Passive Management

Passive management is a style of management associated with mutual and exchange-traded funds (ETF) where a fund’s portfolio mirrors a market index. Passive management is the opposite of active management in which a fund’s manager(s) attempt to beat the market with various investing strategies and buying/selling decisions of a portfolio’s securities. Passive management is also referred to as “passive strategy,” “passive investing” or ” index investing.” — Investopedia

“Indexing” Attempts to Match Returns of Benchmark

Graphic: Adapted from Dimensional Fund Advisors. Past performance is no guarantee of future results.

Index funds hold a basket of securities represented in the index (or benchmark) and, like factor investing, leverage diversification to minimize risk. Index investment strategies are typically defined by a commercial index provider, and the manager has no control over what the fund holds.

Although index funds generally track returns of their benchmark (before fees), the returns of low carbon index funds — which exclude or underweight fossil fuels — may experience an unknown amount of deviation, either positive or negative, from benchmarks like the S&P 500 and MSCI All Country World Index.

Since there’s now little doubt we’ll face significant climate change effects in our lifetimes, reducing exposure to fossil fuels — via passive, active or factor approaches — is likely to offer more upside than downside for long-term investors.
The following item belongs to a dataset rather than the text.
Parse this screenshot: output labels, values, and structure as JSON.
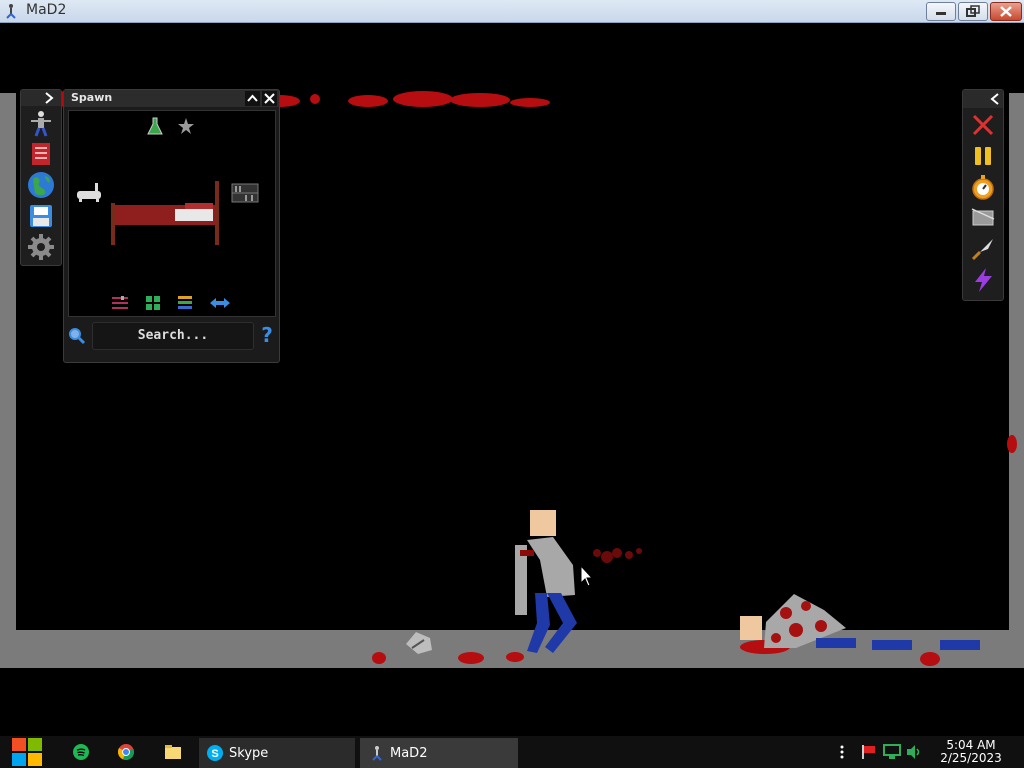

However, you never know which market sectors will outperform from year to year in the short term.